Using Google Maps for navigation is a good option, as it offers traffic and roads, and all major destinations. However, if you need to find a location using its address (which you probably won’t need to). Google Maps will even give you wrong address for your current location and places. This is due to how Kuwait addresses work mixed with lack of proper support of Kuwait subdivisions in Google Maps platform. Areas are labelled as neighbourhoods and blocks as sub-neighbourhoods. For example, if you are in Street 1, block 1, Jabriya, your address will appear as Street 1, Kuwait City (since it is the only city in Kuwait, and neighbourhoods aren’t supposed to be included in addresses). So if you intend to go/find a place using its address, make sure you install the free and easy-to-use official Kuwait Finder GIS system on your phone from its apps market.
BY PUBLIC TRANSPORT:
Kuwait’s public transport is adequate with three companies (KPTC, City Bus and KGL) running dozens of routes in every major city. Waiting times for buses range from one minute for most frequent routes to 1 hour minutes for less used routes. All buses are equipped with air-conditioners and usually one can find a seat without much trouble. Although, during peak hours (7-9AM, 2-4PM, 8-9PM) most routes are packed and public transport should be avoided for those seeking comfortable travelling. Although areas with expatriates majority are covered with many routes, Kuwaiti residence areas are scarcely connected with public transport buses and are reachable mostly by taxis only.
Bus nr 500 runs to Abdaly – a village in the north on the border with Iraq. It departs every 3 hours (6AM, 9AM, etc.) from KPTC bust station in Hassawi.
These are recognisable by orange licence plates and may be hired by the day, in which case fares should be agreed beforehand. Although most taxis have meters these are rarely used as in practice, meters are always “broken”, covered, missing or just ignored, and you’ll need to agree on fares in advance. Beware that cabbies will often ask for ridiculous prices. Share-taxis are also available. Hailing taxis from the road is the most practical approach. However some sources have reported it was not advisable, particularly for females, and they recommend that taxis are booked in advance by telephone from a reputable taxi company.
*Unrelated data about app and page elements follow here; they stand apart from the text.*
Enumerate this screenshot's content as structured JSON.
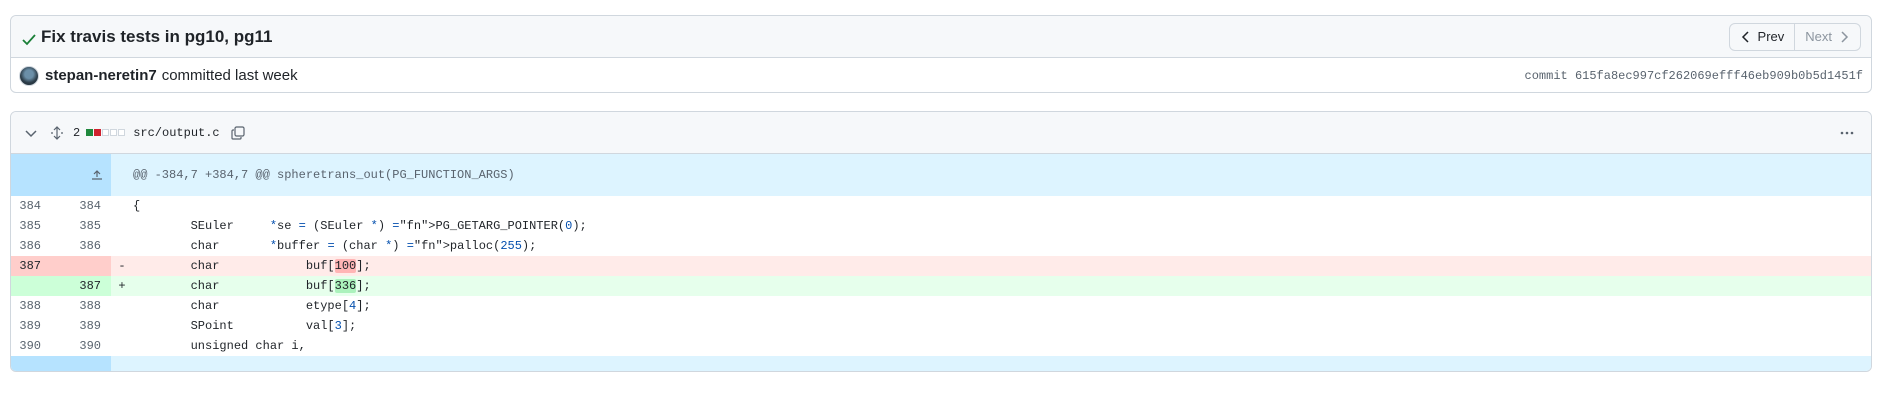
{
  "commit": {
    "title": "Fix travis tests in pg10, pg11",
    "prev_label": "Prev",
    "next_label": "Next",
    "author": "stepan-neretin7",
    "committed_text": "committed last week",
    "sha_label": "commit 615fa8ec997cf262069efff46eb909b0b5d1451f"
  },
  "file": {
    "change_count": "2",
    "name": "src/output.c",
    "diffstat": [
      "add",
      "del",
      "neutral",
      "neutral",
      "neutral"
    ]
  },
  "colors": {
    "add": "#1f883d",
    "del": "#cf222e",
    "neutral": "#d0d7de",
    "hunk_bg": "#ddf4ff",
    "check": "#1a7f37"
  },
  "diff": {
    "hunk_header": "@@ -384,7 +384,7 @@ spheretrans_out(PG_FUNCTION_ARGS)",
    "lines": [
      {
        "type": "ctx",
        "old": "384",
        "new": "384",
        "marker": "",
        "code": "{"
      },
      {
        "type": "ctx",
        "old": "385",
        "new": "385",
        "marker": "",
        "code": "        SEuler     *se = (SEuler *) PG_GETARG_POINTER(0);"
      },
      {
        "type": "ctx",
        "old": "386",
        "new": "386",
        "marker": "",
        "code": "        char       *buffer = (char *) palloc(255);"
      },
      {
        "type": "del",
        "old": "387",
        "new": "",
        "marker": "-",
        "code": "        char            buf[100];"
      },
      {
        "type": "add",
        "old": "",
        "new": "387",
        "marker": "+",
        "code": "        char            buf[336];"
      },
      {
        "type": "ctx",
        "old": "388",
        "new": "388",
        "marker": "",
        "code": "        char            etype[4];"
      },
      {
        "type": "ctx",
        "old": "389",
        "new": "389",
        "marker": "",
        "code": "        SPoint          val[3];"
      },
      {
        "type": "ctx",
        "old": "390",
        "new": "390",
        "marker": "",
        "code": "        unsigned char i,"
      }
    ]
  }
}
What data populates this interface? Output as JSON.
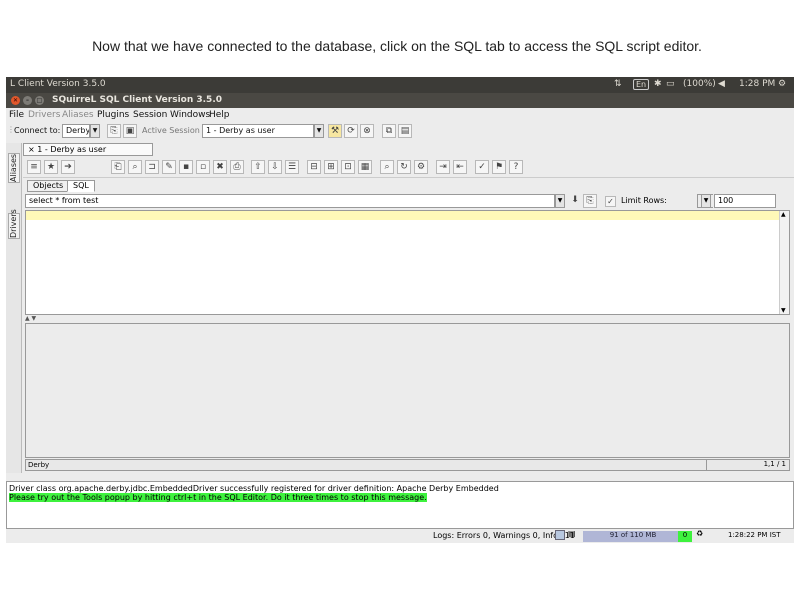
{
  "caption": "Now that we have connected to the database, click on the SQL tab to access the SQL script editor.",
  "system_bar": {
    "app_name": "L Client Version 3.5.0",
    "keyboard": "En",
    "battery": "(100%)",
    "clock": "1:28 PM"
  },
  "window": {
    "title": "SQuirreL SQL Client Version 3.5.0"
  },
  "menu": [
    "File",
    "Drivers",
    "Aliases",
    "Plugins",
    "Session",
    "Windows",
    "Help"
  ],
  "toolbar": {
    "connect_label": "Connect to:",
    "connect_value": "Derby",
    "active_session_label": "Active Session",
    "active_session_value": "1 - Derby  as  user"
  },
  "side_tabs": [
    "Aliases",
    "Drivers"
  ],
  "session_tab": "1 - Derby  as  user",
  "sub_tabs": [
    "Objects",
    "SQL"
  ],
  "sql": {
    "history_value": "select * from test",
    "limit_rows_label": "Limit Rows:",
    "limit_rows_value": "100"
  },
  "editor_status": {
    "left": "Derby",
    "right": "1,1 / 1"
  },
  "log_lines": [
    "Driver class org.apache.derby.jdbc.EmbeddedDriver successfully registered for driver definition: Apache Derby Embedded",
    "Please try out the Tools popup by hitting ctrl+t in the SQL Editor. Do it three times to stop this message."
  ],
  "footer": {
    "logs": "Logs: Errors 0, Warnings 0, Infos 11",
    "memory": "91 of 110 MB",
    "gc_label": "0",
    "time": "1:28:22 PM IST"
  },
  "colors": {
    "highlight_line": "#fff9b8",
    "log_highlight": "#3ef23e",
    "memory_bar": "#b0b6d6"
  }
}
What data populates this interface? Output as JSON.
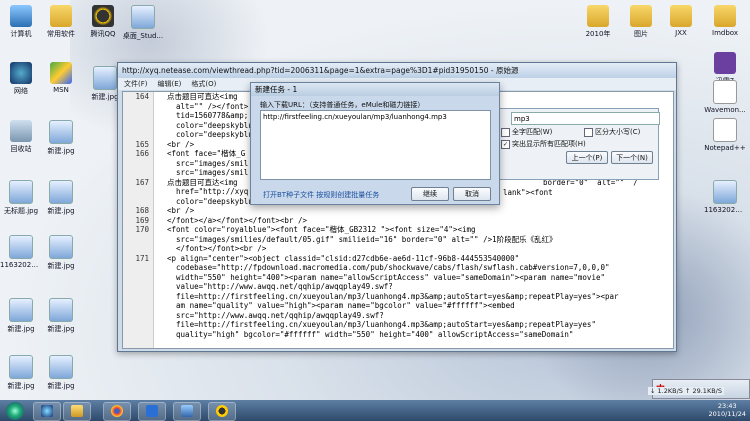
{
  "desktop": {
    "icons_left": [
      {
        "label": "计算机",
        "glyph": "g-comp"
      },
      {
        "label": "网络",
        "glyph": "g-net"
      },
      {
        "label": "回收站",
        "glyph": "g-bin"
      },
      {
        "label": "无标题.jpg",
        "glyph": "g-img"
      },
      {
        "label": "11632027...",
        "glyph": "g-img"
      },
      {
        "label": "新建.jpg",
        "glyph": "g-img"
      },
      {
        "label": "新建.jpg",
        "glyph": "g-img"
      }
    ],
    "icons_col2": [
      {
        "label": "常用软件",
        "glyph": "g-folder"
      },
      {
        "label": "MSN",
        "glyph": "g-msn"
      },
      {
        "label": "新建.jpg",
        "glyph": "g-img"
      },
      {
        "label": "新建.jpg",
        "glyph": "g-img"
      },
      {
        "label": "新建.jpg",
        "glyph": "g-img"
      },
      {
        "label": "新建.jpg",
        "glyph": "g-img"
      },
      {
        "label": "新建.jpg",
        "glyph": "g-img"
      }
    ],
    "icons_top": [
      {
        "label": "腾讯QQ",
        "glyph": "g-qq"
      },
      {
        "label": "新建.jpg",
        "glyph": "g-img"
      },
      {
        "label": "桌面_Stud...",
        "glyph": "g-img"
      }
    ],
    "icons_right": [
      {
        "label": "2010年",
        "glyph": "g-folder"
      },
      {
        "label": "图片",
        "glyph": "g-folder"
      },
      {
        "label": "JXX",
        "glyph": "g-folder"
      },
      {
        "label": "Imdbox",
        "glyph": "g-folder"
      },
      {
        "label": "迅雷7",
        "glyph": "g-xun"
      },
      {
        "label": "Wavemon...",
        "glyph": "g-doc"
      },
      {
        "label": "Notepad++",
        "glyph": "g-doc"
      },
      {
        "label": "11632027...",
        "glyph": "g-img"
      }
    ]
  },
  "browser": {
    "title": "http://xyq.netease.com/viewthread.php?tid=2006311&page=1&extra=page%3D1#pid31950150 - 原始源",
    "menu": [
      "文件(F)",
      "编辑(E)",
      "格式(O)"
    ],
    "lines": [
      {
        "num": "164",
        "text": "点击题目可直达<img"
      },
      {
        "num": "",
        "text": "  alt=\"\" /></font>"
      },
      {
        "num": "",
        "text": "  tid=1560778&amp;"
      },
      {
        "num": "",
        "text": "  color=\"deepskyblu"
      },
      {
        "num": "",
        "text": "  color=\"deepskyblu"
      },
      {
        "num": "165",
        "text": "<br />"
      },
      {
        "num": "166",
        "text": "<font face=\"楷体_G"
      },
      {
        "num": "",
        "text": "  src=\"images/smil"
      },
      {
        "num": "",
        "text": "  src=\"images/smil"
      },
      {
        "num": "167",
        "text": "点击题目可直达<img"
      },
      {
        "num": "",
        "text": "  href=\"http://xyq"
      },
      {
        "num": "",
        "text": "  color=\"deepskyblu"
      },
      {
        "num": "168",
        "text": "<br />"
      },
      {
        "num": "169",
        "text": "</font></a></font></font><br />"
      },
      {
        "num": "170",
        "text": "<font color=\"royalblue\"><font face=\"楷体_GB2312 \"><font size=\"4\"><img"
      },
      {
        "num": "",
        "text": "  src=\"images/smilies/default/05.gif\" smilieid=\"16\" border=\"0\" alt=\"\" />1阶段配乐《乱红》"
      },
      {
        "num": "",
        "text": "  </font></font><br />"
      },
      {
        "num": "171",
        "text": "<p align=\"center\"><object classid=\"clsid:d27cdb6e-ae6d-11cf-96b8-444553540000\""
      },
      {
        "num": "",
        "text": "  codebase=\"http://fpdownload.macromedia.com/pub/shockwave/cabs/flash/swflash.cab#version=7,0,0,0\""
      },
      {
        "num": "",
        "text": "  width=\"550\" height=\"400\"><param name=\"allowScriptAccess\" value=\"sameDomain\"><param name=\"movie\""
      },
      {
        "num": "",
        "text": "  value=\"http://www.awqq.net/qqhip/awqqplay49.swf?"
      },
      {
        "num": "",
        "text": "  file=http://firstfeeling.cn/xueyoulan/mp3/luanhong4.mp3&amp;autoStart=yes&amp;repeatPlay=yes\"><par"
      },
      {
        "num": "",
        "text": "  am name=\"quality\" value=\"high\"><param name=\"bgcolor\" value=\"#ffffff\"><embed"
      },
      {
        "num": "",
        "text": "  src=\"http://www.awqq.net/qqhip/awqqplay49.swf?"
      },
      {
        "num": "",
        "text": "  file=http://firstfeeling.cn/xueyoulan/mp3/luanhong4.mp3&amp;autoStart=yes&amp;repeatPlay=yes\""
      },
      {
        "num": "",
        "text": "  quality=\"high\" bgcolor=\"#ffffff\" width=\"550\" height=\"400\" allowScriptAccess=\"sameDomain\""
      }
    ],
    "partial_line_167": "border=\"0\"  alt=\"\"  /",
    "partial_line_167b": "lank\"><font"
  },
  "find": {
    "value": "mp3",
    "whole_word": "全字匹配(W)",
    "match_case": "区分大小写(C)",
    "highlight_all": "突出显示所有匹配项(H)",
    "prev": "上一个(P)",
    "next": "下一个(N)"
  },
  "dialog": {
    "title": "新建任务 - 1",
    "prompt": "输入下载URL：（支持普通任务，eMule和磁力链接）",
    "url": "http://firstfeeling.cn/xueyoulan/mp3/luanhong4.mp3",
    "bt_link": "打开BT种子文件  按规则创建批量任务",
    "continue": "继续",
    "cancel": "取消"
  },
  "tray": {
    "ime": "中",
    "speed": "↓ 1.2KB/S  ↑ 29.1KB/S",
    "time": "23:43",
    "date": "2010/11/24"
  }
}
The cream-colored taxis are the cheapest, but also likely to be poorly maintained and possibly dangerously so, considering the general speed and size of the rest of the vehicles on Kuwaiti roads.
A standard rate is applicable in most taxis, but those at hotel ranks are more expensive. Naive westerners routinely pay 2 to 5 times more than the standard rates which are typically KD 0.500 for up to a 5 minute ride plus about KD 0.100 per minute thereafter. The only exception being airport departures which are approximately KD 3. Tipping is not expected, however you should negotiate fares before boarding the taxi. It is customary to collect all baggage and exit the taxi before offering payment to avoid conflicts or loss of personal property should a taxi driver demand more than the agreed price after arriving at the destination. This way, the passenger can drop the money in the seat and walk away if necessary.
It is common to share a taxi (which is often an unofficial taxi or a private car) from bus stations to more remote destinations such as Abdaly on Iraq border. Taxi drivers often wait until the car fills up with passengers and this may take an hour. Expect to pay KD 2-3 for the shared taxi with 3-4 other passengers. Do not agree to pay more. If the driver refuses, just wait a couple of minutes for another driver.
BY HIRE CAR:
Self-drive is available. If you produce an International Driving Permit, the rental company will, at the customer’s expense, be able to arrange the statutory temporary insurance, which is drawn on the driver’s visa. If you arrive at Kuwait International Airport, you will find the car hiring companies located at your left after you exit from the baggage claiming area. You can find international companies such as Avis and Budget among others.
However, driving in Kuwait, especially for those new to driving in the country, can be extremely chaotic and frightening. Turn signals and lane divisions are effectively optional, speeding and aggressive driving is commonplace, and there is little active enforcement of traffic laws. This is especially true for Kuwait city. Driving outside the city, you may have three lanes almost to yourself as there is little traffic.
A law has been passed to disallow the use of cell phones while driving (including voice calls and text messaging or SMS.) If driving, ensure you keep out of the left hand “fast” lane unless you are very relaxed about large 4-wheel drive vehicles tailgating you.
If involved in a car accident, do not attempt to move your car until police arrive and have made a report or you will be arrested.
Hiring a car may be a good (the only?) opportunity to experience the desert, the coast and the oilfields.
Prices are comparable to hiring a car in European countries, e.g. KD 10 for a small two door japanese made car, 4WD and american made sports cars may cost around KD 25. Petrol costs KD 0.1 per litre, gas stations are plenty.